## Excerpts from an interface dataset
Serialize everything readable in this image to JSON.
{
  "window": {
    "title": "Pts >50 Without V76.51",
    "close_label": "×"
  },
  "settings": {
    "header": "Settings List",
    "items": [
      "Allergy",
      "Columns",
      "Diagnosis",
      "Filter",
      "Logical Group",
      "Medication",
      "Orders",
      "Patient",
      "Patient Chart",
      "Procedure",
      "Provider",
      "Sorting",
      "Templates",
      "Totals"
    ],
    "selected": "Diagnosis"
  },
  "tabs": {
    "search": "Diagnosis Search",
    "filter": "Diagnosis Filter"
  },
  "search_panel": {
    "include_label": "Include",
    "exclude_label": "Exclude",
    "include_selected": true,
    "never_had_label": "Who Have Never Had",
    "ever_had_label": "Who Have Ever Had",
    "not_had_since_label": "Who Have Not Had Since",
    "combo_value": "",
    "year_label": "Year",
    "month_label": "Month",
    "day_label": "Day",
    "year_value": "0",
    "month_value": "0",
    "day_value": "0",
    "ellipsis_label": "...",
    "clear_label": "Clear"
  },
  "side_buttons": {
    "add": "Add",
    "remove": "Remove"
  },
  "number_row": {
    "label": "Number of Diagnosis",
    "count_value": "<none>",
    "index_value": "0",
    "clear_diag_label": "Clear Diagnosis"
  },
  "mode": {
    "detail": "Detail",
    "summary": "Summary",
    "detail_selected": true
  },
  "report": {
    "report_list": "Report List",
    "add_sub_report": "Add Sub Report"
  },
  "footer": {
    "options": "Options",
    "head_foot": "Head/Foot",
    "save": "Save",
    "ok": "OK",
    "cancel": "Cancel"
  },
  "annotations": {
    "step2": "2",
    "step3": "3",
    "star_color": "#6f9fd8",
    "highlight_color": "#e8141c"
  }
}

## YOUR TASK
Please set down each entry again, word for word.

## OUTPUT OF THE TASK
Serialize everything readable in this image to JSON.
{
  "window": {
    "title": "Pts >50 Without V76.51",
    "close_label": "×"
  },
  "settings": {
    "header": "Settings List",
    "items": [
      "Allergy",
      "Columns",
      "Diagnosis",
      "Filter",
      "Logical Group",
      "Medication",
      "Orders",
      "Patient",
      "Patient Chart",
      "Procedure",
      "Provider",
      "Sorting",
      "Templates",
      "Totals"
    ],
    "selected": "Diagnosis"
  },
  "tabs": {
    "search": "Diagnosis Search",
    "filter": "Diagnosis Filter"
  },
  "search_panel": {
    "include_label": "Include",
    "exclude_label": "Exclude",
    "include_selected": true,
    "never_had_label": "Who Have Never Had",
    "ever_had_label": "Who Have Ever Had",
    "not_had_since_label": "Who Have Not Had Since",
    "combo_value": "",
    "year_label": "Year",
    "month_label": "Month",
    "day_label": "Day",
    "year_value": "0",
    "month_value": "0",
    "day_value": "0",
    "ellipsis_label": "...",
    "clear_label": "Clear"
  },
  "side_buttons": {
    "add": "Add",
    "remove": "Remove"
  },
  "number_row": {
    "label": "Number of Diagnosis",
    "count_value": "<none>",
    "index_value": "0",
    "clear_diag_label": "Clear Diagnosis"
  },
  "mode": {
    "detail": "Detail",
    "summary": "Summary",
    "detail_selected": true
  },
  "report": {
    "report_list": "Report List",
    "add_sub_report": "Add Sub Report"
  },
  "footer": {
    "options": "Options",
    "head_foot": "Head/Foot",
    "save": "Save",
    "ok": "OK",
    "cancel": "Cancel"
  },
  "annotations": {
    "step2": "2",
    "step3": "3",
    "star_color": "#6f9fd8",
    "highlight_color": "#e8141c"
  }
}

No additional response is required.